--- Information supplied Enclosed Below ---

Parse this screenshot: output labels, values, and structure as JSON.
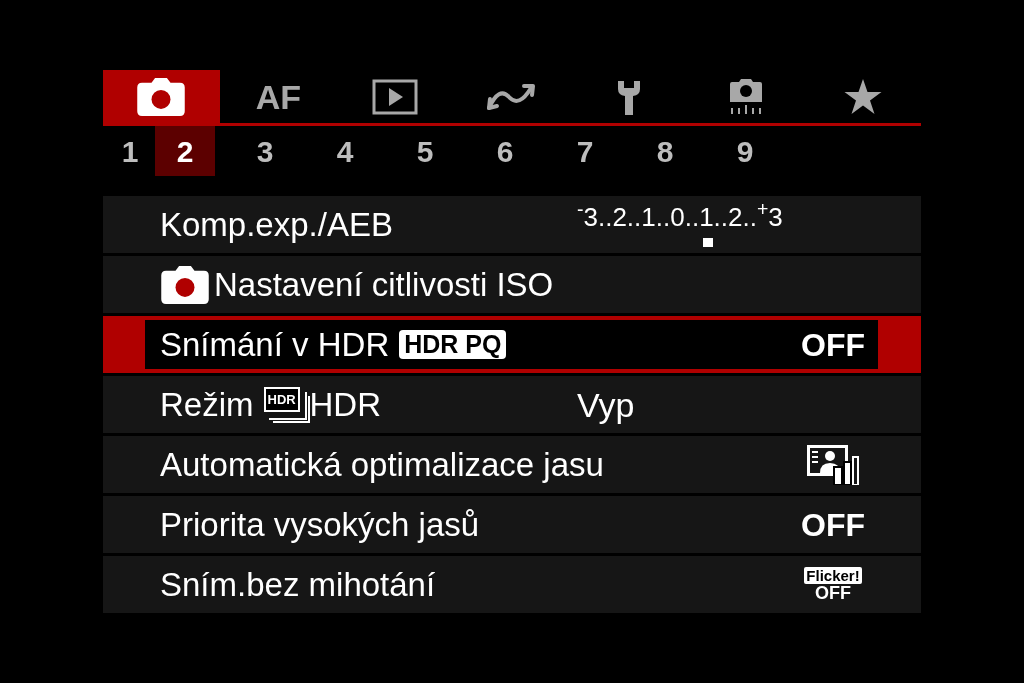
{
  "tabs": [
    {
      "kind": "camera",
      "selected": true
    },
    {
      "kind": "text",
      "label": "AF",
      "selected": false
    },
    {
      "kind": "playback",
      "selected": false
    },
    {
      "kind": "wave",
      "selected": false
    },
    {
      "kind": "wrench",
      "selected": false
    },
    {
      "kind": "custom",
      "selected": false
    },
    {
      "kind": "star",
      "selected": false
    }
  ],
  "pages": [
    {
      "label": "1",
      "selected": false
    },
    {
      "label": "2",
      "selected": true
    },
    {
      "label": "3",
      "selected": false
    },
    {
      "label": "4",
      "selected": false
    },
    {
      "label": "5",
      "selected": false
    },
    {
      "label": "6",
      "selected": false
    },
    {
      "label": "7",
      "selected": false
    },
    {
      "label": "8",
      "selected": false
    },
    {
      "label": "9",
      "selected": false
    }
  ],
  "rows": [
    {
      "kind": "scale",
      "label": "Komp.exp./AEB",
      "scale": "$^{-}$3..2..1..0..1..2..$^{+}$3",
      "selected": false
    },
    {
      "kind": "camera_label",
      "label": "Nastavení citlivosti ISO",
      "selected": false
    },
    {
      "kind": "badge",
      "label": "Snímání v HDR",
      "badge": "HDR PQ",
      "value": "OFF",
      "selected": true
    },
    {
      "kind": "hdr_mode",
      "label": "Režim",
      "icon_text": "HDR",
      "label_end": "HDR",
      "value": "Vyp",
      "selected": false
    },
    {
      "kind": "icon_value",
      "label": "Automatická optimalizace jasu",
      "selected": false
    },
    {
      "kind": "text_value",
      "label": "Priorita vysokých jasů",
      "value": "OFF",
      "selected": false
    },
    {
      "kind": "flicker",
      "label": "Sním.bez mihotání",
      "badge": "Flicker!",
      "value": "OFF",
      "selected": false
    }
  ]
}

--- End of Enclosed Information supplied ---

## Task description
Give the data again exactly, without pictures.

## Result of this task
Parse this screenshot: output labels, values, and structure as JSON.
{
  "tabs": [
    {
      "kind": "camera",
      "selected": true
    },
    {
      "kind": "text",
      "label": "AF",
      "selected": false
    },
    {
      "kind": "playback",
      "selected": false
    },
    {
      "kind": "wave",
      "selected": false
    },
    {
      "kind": "wrench",
      "selected": false
    },
    {
      "kind": "custom",
      "selected": false
    },
    {
      "kind": "star",
      "selected": false
    }
  ],
  "pages": [
    {
      "label": "1",
      "selected": false
    },
    {
      "label": "2",
      "selected": true
    },
    {
      "label": "3",
      "selected": false
    },
    {
      "label": "4",
      "selected": false
    },
    {
      "label": "5",
      "selected": false
    },
    {
      "label": "6",
      "selected": false
    },
    {
      "label": "7",
      "selected": false
    },
    {
      "label": "8",
      "selected": false
    },
    {
      "label": "9",
      "selected": false
    }
  ],
  "rows": [
    {
      "kind": "scale",
      "label": "Komp.exp./AEB",
      "scale": "$^{-}$3..2..1..0..1..2..$^{+}$3",
      "selected": false
    },
    {
      "kind": "camera_label",
      "label": "Nastavení citlivosti ISO",
      "selected": false
    },
    {
      "kind": "badge",
      "label": "Snímání v HDR",
      "badge": "HDR PQ",
      "value": "OFF",
      "selected": true
    },
    {
      "kind": "hdr_mode",
      "label": "Režim",
      "icon_text": "HDR",
      "label_end": "HDR",
      "value": "Vyp",
      "selected": false
    },
    {
      "kind": "icon_value",
      "label": "Automatická optimalizace jasu",
      "selected": false
    },
    {
      "kind": "text_value",
      "label": "Priorita vysokých jasů",
      "value": "OFF",
      "selected": false
    },
    {
      "kind": "flicker",
      "label": "Sním.bez mihotání",
      "badge": "Flicker!",
      "value": "OFF",
      "selected": false
    }
  ]
}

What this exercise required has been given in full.